**Required work**.
In the entries below, how many lines hold the string "title"? Answer with the number only.

= = = = =

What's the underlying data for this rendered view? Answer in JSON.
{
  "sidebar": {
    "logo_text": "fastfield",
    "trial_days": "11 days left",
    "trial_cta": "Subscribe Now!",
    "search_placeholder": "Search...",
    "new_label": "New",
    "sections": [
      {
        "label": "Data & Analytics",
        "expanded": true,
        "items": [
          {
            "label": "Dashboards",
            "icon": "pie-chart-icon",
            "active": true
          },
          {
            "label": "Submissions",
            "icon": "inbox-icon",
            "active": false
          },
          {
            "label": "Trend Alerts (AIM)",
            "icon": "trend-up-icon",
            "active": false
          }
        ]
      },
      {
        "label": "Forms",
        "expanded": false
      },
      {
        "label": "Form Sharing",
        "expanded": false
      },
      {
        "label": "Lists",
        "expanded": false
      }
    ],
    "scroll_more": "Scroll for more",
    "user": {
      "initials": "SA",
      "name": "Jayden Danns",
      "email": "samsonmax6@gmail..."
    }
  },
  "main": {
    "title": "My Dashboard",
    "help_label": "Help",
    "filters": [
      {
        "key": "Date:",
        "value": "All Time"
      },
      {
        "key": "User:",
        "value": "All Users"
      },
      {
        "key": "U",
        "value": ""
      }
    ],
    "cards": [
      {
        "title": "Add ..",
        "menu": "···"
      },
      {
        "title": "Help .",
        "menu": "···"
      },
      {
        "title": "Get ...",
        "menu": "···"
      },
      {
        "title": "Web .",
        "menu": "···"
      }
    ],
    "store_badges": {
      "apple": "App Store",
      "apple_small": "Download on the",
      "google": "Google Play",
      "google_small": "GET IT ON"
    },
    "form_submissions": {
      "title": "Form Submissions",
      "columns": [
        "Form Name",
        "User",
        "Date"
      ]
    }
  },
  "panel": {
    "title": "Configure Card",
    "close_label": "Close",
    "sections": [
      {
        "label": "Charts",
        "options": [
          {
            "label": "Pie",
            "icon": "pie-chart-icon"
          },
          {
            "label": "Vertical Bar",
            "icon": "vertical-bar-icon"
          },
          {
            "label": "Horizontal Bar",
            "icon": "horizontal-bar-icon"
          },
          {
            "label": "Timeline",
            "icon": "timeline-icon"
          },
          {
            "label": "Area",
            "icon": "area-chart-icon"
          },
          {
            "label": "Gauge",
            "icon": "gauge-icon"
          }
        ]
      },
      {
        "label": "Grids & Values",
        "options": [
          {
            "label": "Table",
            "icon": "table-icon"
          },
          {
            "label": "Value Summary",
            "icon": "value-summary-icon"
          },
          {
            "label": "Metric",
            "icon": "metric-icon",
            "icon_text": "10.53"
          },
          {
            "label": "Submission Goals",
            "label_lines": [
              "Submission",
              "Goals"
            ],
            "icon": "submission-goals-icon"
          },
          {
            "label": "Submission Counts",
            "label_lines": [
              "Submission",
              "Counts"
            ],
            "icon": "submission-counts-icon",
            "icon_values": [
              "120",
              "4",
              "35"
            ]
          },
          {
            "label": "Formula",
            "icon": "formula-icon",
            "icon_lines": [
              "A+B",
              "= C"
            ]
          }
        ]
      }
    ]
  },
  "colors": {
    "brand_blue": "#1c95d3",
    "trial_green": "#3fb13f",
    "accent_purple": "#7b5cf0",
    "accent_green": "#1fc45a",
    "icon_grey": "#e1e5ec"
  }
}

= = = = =

**Task output**.
7